[Opening DATA TO PROCESS section]

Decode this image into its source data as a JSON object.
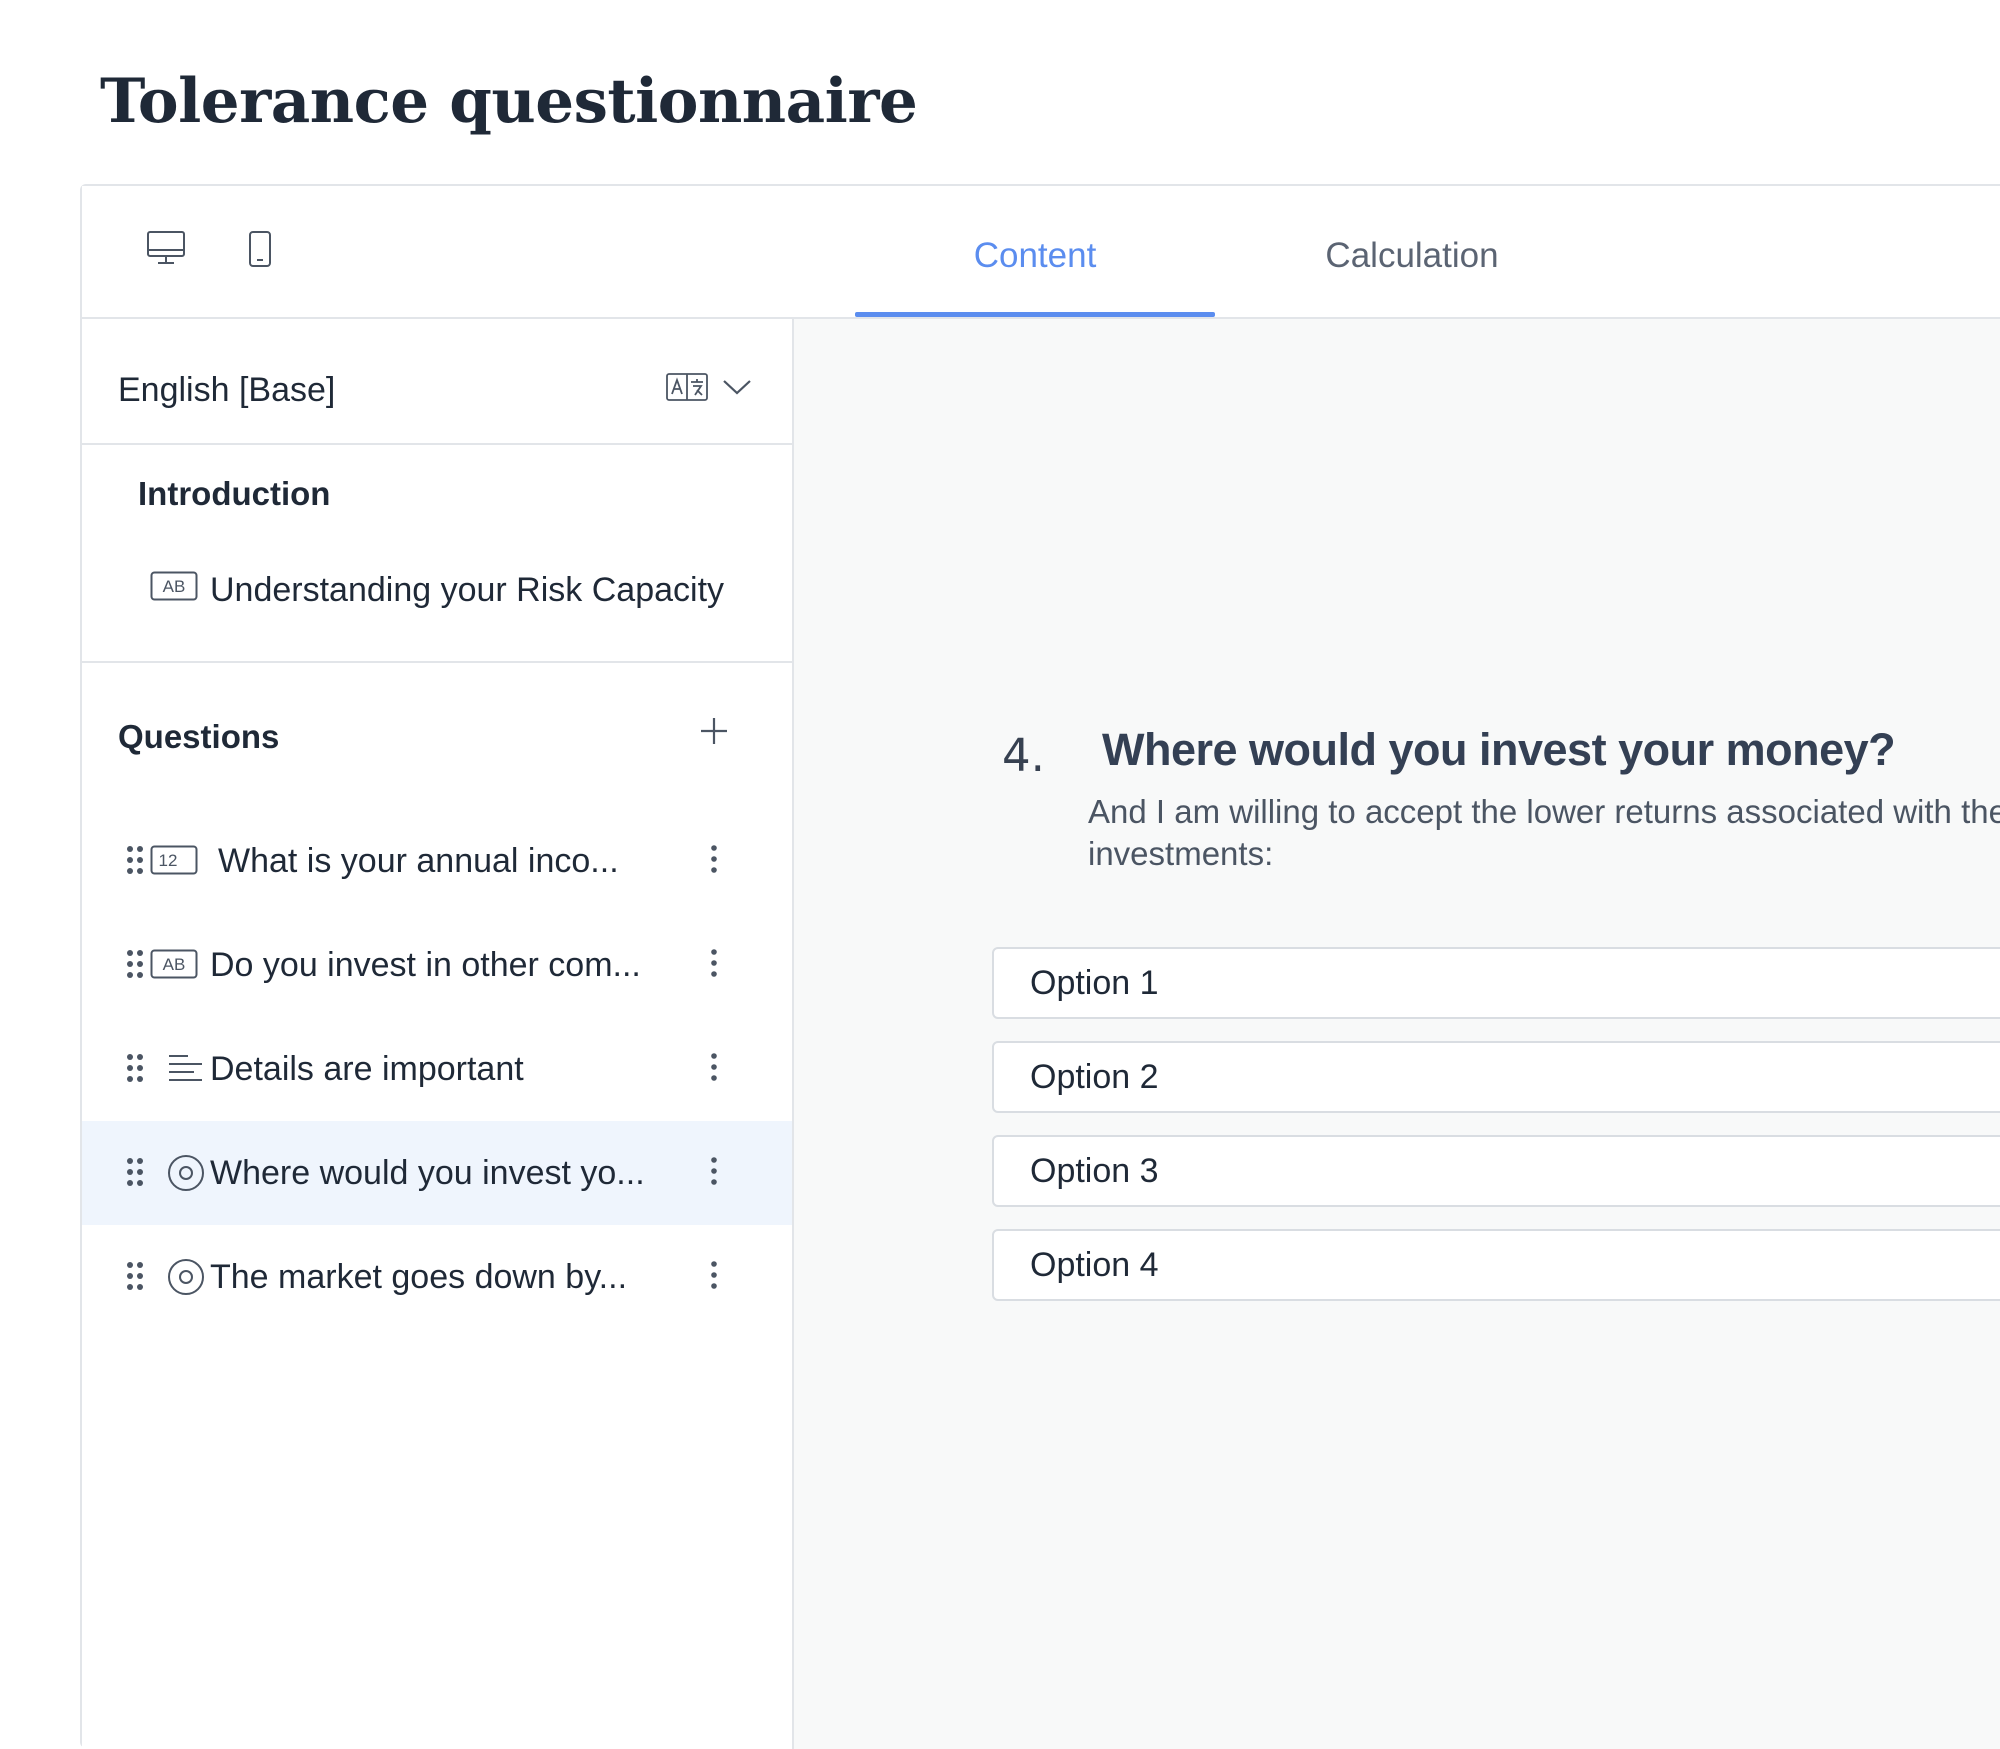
{
  "page": {
    "title": "Tolerance questionnaire"
  },
  "toolbar": {
    "device_desktop_icon": "desktop-icon",
    "device_mobile_icon": "mobile-icon",
    "tabs": [
      {
        "label": "Content",
        "active": true
      },
      {
        "label": "Calculation",
        "active": false
      }
    ],
    "accent_color": "#5b8def"
  },
  "sidebar": {
    "language": {
      "label": "English [Base]",
      "translate_icon": "translate-icon",
      "chevron_icon": "chevron-down-icon"
    },
    "introduction": {
      "heading": "Introduction",
      "item": {
        "icon": "text-ab-icon",
        "label": "Understanding your Risk Capacity"
      }
    },
    "questions": {
      "heading": "Questions",
      "add_icon": "plus-icon",
      "items": [
        {
          "icon": "number-icon",
          "icon_text": "12",
          "label": "What is your annual inco...",
          "selected": false
        },
        {
          "icon": "text-ab-icon",
          "icon_text": "AB",
          "label": "Do you invest in other com...",
          "selected": false
        },
        {
          "icon": "paragraph-icon",
          "label": "Details are important",
          "selected": false
        },
        {
          "icon": "radio-icon",
          "label": "Where would you invest yo...",
          "selected": true
        },
        {
          "icon": "radio-icon",
          "label": "The market goes down by...",
          "selected": false
        }
      ]
    }
  },
  "preview": {
    "number": "4.",
    "title": "Where would you invest your money?",
    "description": "And I am willing to accept the lower returns associated with these investments:",
    "options": [
      "Option 1",
      "Option 2",
      "Option 3",
      "Option 4"
    ]
  }
}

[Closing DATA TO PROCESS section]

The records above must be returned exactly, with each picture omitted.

Decode this image into its source data as a JSON object.
{
  "page": {
    "title": "Tolerance questionnaire"
  },
  "toolbar": {
    "device_desktop_icon": "desktop-icon",
    "device_mobile_icon": "mobile-icon",
    "tabs": [
      {
        "label": "Content",
        "active": true
      },
      {
        "label": "Calculation",
        "active": false
      }
    ],
    "accent_color": "#5b8def"
  },
  "sidebar": {
    "language": {
      "label": "English [Base]",
      "translate_icon": "translate-icon",
      "chevron_icon": "chevron-down-icon"
    },
    "introduction": {
      "heading": "Introduction",
      "item": {
        "icon": "text-ab-icon",
        "label": "Understanding your Risk Capacity"
      }
    },
    "questions": {
      "heading": "Questions",
      "add_icon": "plus-icon",
      "items": [
        {
          "icon": "number-icon",
          "icon_text": "12",
          "label": "What is your annual inco...",
          "selected": false
        },
        {
          "icon": "text-ab-icon",
          "icon_text": "AB",
          "label": "Do you invest in other com...",
          "selected": false
        },
        {
          "icon": "paragraph-icon",
          "label": "Details are important",
          "selected": false
        },
        {
          "icon": "radio-icon",
          "label": "Where would you invest yo...",
          "selected": true
        },
        {
          "icon": "radio-icon",
          "label": "The market goes down by...",
          "selected": false
        }
      ]
    }
  },
  "preview": {
    "number": "4.",
    "title": "Where would you invest your money?",
    "description": "And I am willing to accept the lower returns associated with these investments:",
    "options": [
      "Option 1",
      "Option 2",
      "Option 3",
      "Option 4"
    ]
  }
}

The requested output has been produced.